TASK BRIEF:
From the listing below, extract every line in which the word "Express" appears.

------ DATA SUPPLIED

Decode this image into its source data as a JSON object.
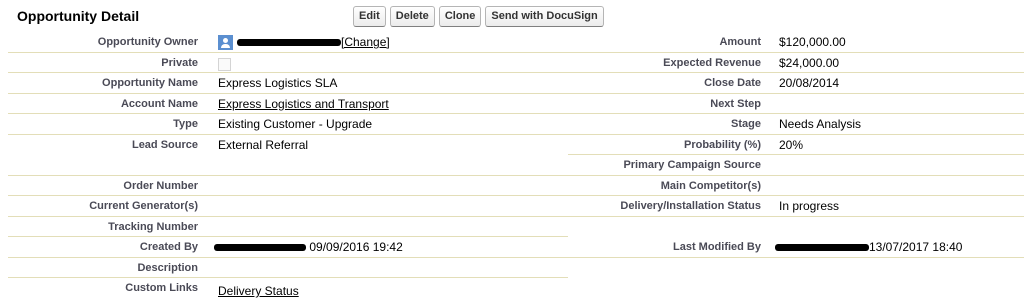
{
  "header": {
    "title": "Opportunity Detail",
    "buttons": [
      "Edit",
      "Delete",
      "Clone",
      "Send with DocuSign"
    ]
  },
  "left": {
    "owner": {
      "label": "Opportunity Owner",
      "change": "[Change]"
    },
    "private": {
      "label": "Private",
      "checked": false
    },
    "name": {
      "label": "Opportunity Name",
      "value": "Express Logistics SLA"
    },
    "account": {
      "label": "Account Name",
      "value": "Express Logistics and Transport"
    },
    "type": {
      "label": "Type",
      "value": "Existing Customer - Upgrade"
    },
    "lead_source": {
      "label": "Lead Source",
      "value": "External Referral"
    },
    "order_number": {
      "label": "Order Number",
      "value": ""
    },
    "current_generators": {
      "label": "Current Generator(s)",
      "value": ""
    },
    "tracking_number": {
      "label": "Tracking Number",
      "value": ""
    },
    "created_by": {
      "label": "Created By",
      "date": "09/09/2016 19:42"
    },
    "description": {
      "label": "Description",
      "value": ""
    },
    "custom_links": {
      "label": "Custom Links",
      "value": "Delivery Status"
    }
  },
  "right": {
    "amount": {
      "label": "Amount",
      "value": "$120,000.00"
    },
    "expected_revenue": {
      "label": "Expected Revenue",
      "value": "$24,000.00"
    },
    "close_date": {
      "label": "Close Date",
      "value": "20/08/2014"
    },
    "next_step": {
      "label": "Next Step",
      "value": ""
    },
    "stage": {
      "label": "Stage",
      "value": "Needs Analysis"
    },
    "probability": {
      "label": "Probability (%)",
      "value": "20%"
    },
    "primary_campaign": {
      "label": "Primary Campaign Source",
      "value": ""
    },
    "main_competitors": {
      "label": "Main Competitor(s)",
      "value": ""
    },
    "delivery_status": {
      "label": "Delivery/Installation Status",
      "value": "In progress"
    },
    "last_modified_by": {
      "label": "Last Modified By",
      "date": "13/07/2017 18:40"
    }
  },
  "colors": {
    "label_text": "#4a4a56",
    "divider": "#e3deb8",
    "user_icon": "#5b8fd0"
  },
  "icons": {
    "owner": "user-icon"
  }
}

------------

REPLY TO THE TASK:
      "value": "Express Logistics SLA"
      "value": "Express Logistics and Transport"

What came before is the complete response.